#By RENALDO DORSETT
#Tribune Sports Reporter
#VETERAN distance runner O’Neil Williams will have another opportunity to add to his résumé of accolades when he competes in the elite field of one of the most highly regarded events on the international marathon circuit.
#Williams is set to compete in the elite flight of the BMW Berlin Marathon on Sunday, September 25 in Berlin, Germany.
#As the Bahamian national record holder in the marathon, event organisers granted Williams complimentary entry into the field.
#“It’s a great step in the right direction. It’s the first time a Bahamian will run in the elite field and I’ll be the first to compete,” he said.
#“It’s a surreal feeling because I’ve seen these other great athletes compete in this event. I’ve lived in Kenya for 10 years but just started running marathons in 2017 so the progression has been great.”
#The Berlin Marathon began in 1974 and is reputed as the fastest marathon in the world as six of the latest consecutive men’s world records has been set here. Three of the women world records have also been set there.
#Kenya’s Eliud Kipchoge holds the men’s course record of 2:01:39, while his country woman Gladys Cherono holds the women’s course record of 2:18:11.
#After he broke into the sport with events in Stockholm, Sweden and Jacksonville, Florida in 2017, Williams went on to set the Bahamian national record for the first time at 2:29.26 on October 20, 2019 at the Amsterdam Marathon in the Netherlands.
#This year, he lowered that record to 2:25.10 at the fourth edition of the Eldoret City Marathon in Kenya to finish 56th out of a field of 193 competitors. “In 2020 I couldn’t run because of the pandemic and in 2021 I had an Achilles injury that prevented me from running. I ran one race, but I couldn’t finish,” he said. “But coming back from all that, this year I ended up breaking a national record again, by four minutes, so it is coming along pretty well. You know, as long as I have like a support I’ll be able to continue my progression.”
#Despite his recent success, Williams said distance running continues to be overlooked by the Bahamian track and field community at large.
#“I get no support from the BAAAs and I barely get any support from the Ministry of Youth, Sports and Culture. To be an elite athlete at this level is very expensive. Sometimes I get $1,500, sometimes I get $3,000,” Williams said.
#“They come up with a lot of excuses. So most of the times I try to find sponsors outside of the BAAAs and the ministry to help with my training and also to represent my country.”
#While chasing his Olympic dream has become uncertain due to a lack of funding, Williams said he has been thankful for the network of friends, family and private sponsors that have been the catalyst of his success.
#“Without those people taking an interest trust me, I was not going to be running today,” he said. “Distance running gets no support, I would say it’s disrespected.
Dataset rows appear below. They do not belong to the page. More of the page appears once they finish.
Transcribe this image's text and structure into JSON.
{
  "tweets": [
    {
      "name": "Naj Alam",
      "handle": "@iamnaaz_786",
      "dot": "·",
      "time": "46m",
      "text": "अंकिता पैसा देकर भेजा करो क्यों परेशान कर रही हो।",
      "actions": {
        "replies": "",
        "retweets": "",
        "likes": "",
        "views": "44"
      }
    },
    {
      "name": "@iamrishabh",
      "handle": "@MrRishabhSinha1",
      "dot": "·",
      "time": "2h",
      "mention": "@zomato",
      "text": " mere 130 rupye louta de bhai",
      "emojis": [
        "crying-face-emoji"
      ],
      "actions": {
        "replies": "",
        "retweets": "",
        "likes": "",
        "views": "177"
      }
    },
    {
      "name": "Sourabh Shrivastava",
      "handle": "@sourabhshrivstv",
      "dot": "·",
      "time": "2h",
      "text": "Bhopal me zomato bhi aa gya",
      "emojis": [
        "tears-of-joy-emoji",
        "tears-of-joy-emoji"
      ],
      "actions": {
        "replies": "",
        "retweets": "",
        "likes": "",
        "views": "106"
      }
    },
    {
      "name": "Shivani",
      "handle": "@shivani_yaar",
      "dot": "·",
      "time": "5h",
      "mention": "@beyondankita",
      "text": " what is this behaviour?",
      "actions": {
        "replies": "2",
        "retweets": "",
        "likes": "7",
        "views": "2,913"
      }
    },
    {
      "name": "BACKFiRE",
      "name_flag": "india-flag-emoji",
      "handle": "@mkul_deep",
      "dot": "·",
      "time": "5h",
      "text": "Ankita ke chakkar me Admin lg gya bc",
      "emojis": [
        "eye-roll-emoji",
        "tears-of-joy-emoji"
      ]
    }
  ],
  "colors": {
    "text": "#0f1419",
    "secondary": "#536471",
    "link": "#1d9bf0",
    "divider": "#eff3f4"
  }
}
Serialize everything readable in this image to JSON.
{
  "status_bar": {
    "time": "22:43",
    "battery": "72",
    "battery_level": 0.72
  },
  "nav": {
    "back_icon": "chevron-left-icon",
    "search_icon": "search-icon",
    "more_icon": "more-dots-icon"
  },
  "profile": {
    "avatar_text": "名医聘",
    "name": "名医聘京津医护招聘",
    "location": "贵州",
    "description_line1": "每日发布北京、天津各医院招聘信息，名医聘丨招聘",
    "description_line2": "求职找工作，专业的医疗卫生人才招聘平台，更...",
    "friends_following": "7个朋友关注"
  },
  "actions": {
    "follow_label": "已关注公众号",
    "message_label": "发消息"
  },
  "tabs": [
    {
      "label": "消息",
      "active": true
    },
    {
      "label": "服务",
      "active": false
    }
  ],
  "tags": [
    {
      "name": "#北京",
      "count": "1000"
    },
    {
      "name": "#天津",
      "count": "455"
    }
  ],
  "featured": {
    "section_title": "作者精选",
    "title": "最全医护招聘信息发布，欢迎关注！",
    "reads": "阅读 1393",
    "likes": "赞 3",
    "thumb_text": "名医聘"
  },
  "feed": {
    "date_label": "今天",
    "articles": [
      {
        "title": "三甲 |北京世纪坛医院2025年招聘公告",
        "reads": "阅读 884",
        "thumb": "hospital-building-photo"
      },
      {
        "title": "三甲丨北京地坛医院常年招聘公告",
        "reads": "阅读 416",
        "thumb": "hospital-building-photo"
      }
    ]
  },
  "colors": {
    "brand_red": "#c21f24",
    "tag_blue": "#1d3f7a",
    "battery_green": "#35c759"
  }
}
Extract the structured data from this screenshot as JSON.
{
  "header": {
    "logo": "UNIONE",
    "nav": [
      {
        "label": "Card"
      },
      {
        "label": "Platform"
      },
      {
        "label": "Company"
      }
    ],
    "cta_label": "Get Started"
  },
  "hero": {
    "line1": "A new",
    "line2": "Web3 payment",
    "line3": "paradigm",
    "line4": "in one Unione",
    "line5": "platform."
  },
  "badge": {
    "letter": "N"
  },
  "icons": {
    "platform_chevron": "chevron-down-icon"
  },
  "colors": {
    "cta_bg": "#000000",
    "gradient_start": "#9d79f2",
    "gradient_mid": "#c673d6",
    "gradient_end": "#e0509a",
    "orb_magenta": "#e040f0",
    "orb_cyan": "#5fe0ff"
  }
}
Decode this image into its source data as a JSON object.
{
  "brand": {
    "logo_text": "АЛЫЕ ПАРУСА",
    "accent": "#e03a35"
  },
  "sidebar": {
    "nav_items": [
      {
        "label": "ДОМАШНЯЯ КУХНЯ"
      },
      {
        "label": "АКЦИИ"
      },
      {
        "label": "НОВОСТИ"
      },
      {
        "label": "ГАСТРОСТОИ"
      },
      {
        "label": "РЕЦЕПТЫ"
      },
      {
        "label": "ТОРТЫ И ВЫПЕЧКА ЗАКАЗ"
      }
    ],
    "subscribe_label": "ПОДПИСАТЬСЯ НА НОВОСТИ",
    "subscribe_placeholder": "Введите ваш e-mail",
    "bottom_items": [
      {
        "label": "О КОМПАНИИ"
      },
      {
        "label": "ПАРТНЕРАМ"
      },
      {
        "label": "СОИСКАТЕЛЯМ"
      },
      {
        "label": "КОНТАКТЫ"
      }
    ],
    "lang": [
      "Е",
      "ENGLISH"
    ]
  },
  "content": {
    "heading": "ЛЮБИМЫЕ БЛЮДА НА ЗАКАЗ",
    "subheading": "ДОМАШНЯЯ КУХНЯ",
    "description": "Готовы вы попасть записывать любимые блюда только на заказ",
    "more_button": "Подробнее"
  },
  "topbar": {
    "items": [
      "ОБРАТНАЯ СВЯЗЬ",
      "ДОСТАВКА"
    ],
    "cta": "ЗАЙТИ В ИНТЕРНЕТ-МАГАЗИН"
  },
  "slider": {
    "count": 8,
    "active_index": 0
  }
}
#Despite the setbacks, Williams said he is pleased to see the popularity of distance running continue to rise in the Bahamas due in large part to the growth of groups like the Bahamas Roadmasters who he looks forward to seeing at the Berlin Marathon.
#At a crossroads in his career, Berlin will be a probing ground moving forward for the 39-year-old Williams.
#“I’m not saying at this point I’m going to try for the Olympics because like I said, I have a family now and training and running is difficult. Especially when you have no support,” he said. “So I was thinking of making this my last year, but if I do well in Berlin, then I’ll see if I’ll go forward. If don’t do well, then I’ll just quit and try to focus on my family because they come first and running comes after that.”